Continuous glucose monitoring (CGM) allows patients with diabetes to monitor their blood sugar more closely by obtaining readings all through the day and night without having to get a blood sample from their fingertips. This type of system is especially useful for patients who test frequently, are at high risk of hypoglycemia, and who take insulin.
CGM systems allow the user to wear a sensor device that is applied to the skin and uses a small wire that is inserted under the skin to measure glucose in interstitial fluid. Sensors are worn from 7-14 days. If blood sugar levels are rapidly changing, then fingertip blood should be tested to get more accurate readings. Interstitial fluid glucose levels are about 5-10 minutes behind blood glucose levels. This can be important if readings are being used to determine when or how much medication to take.

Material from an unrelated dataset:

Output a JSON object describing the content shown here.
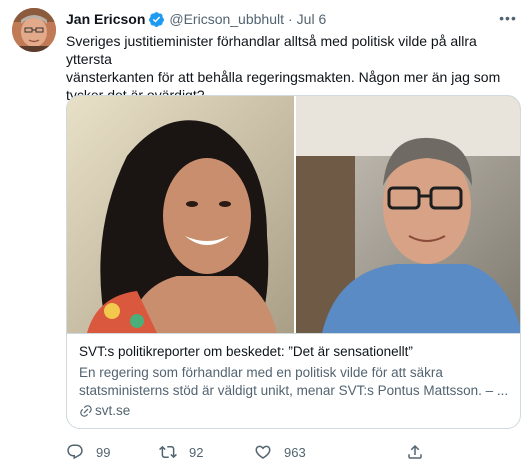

Some products have an alarm feature that can alert a patient when glucose levels are too low or too high, allowing for rapid treatment to be given to restore normal glucose levels. CGM systems can also communicate with a smart phone app to display data and allow the patient to see trends. Data can also be shared with family, friends, or clinicians. Alerts can be sent to contacts of the patient’s choice warning of dangerous low blood sugars. This is an important safety feature for elderly patients, those who live alone, or children.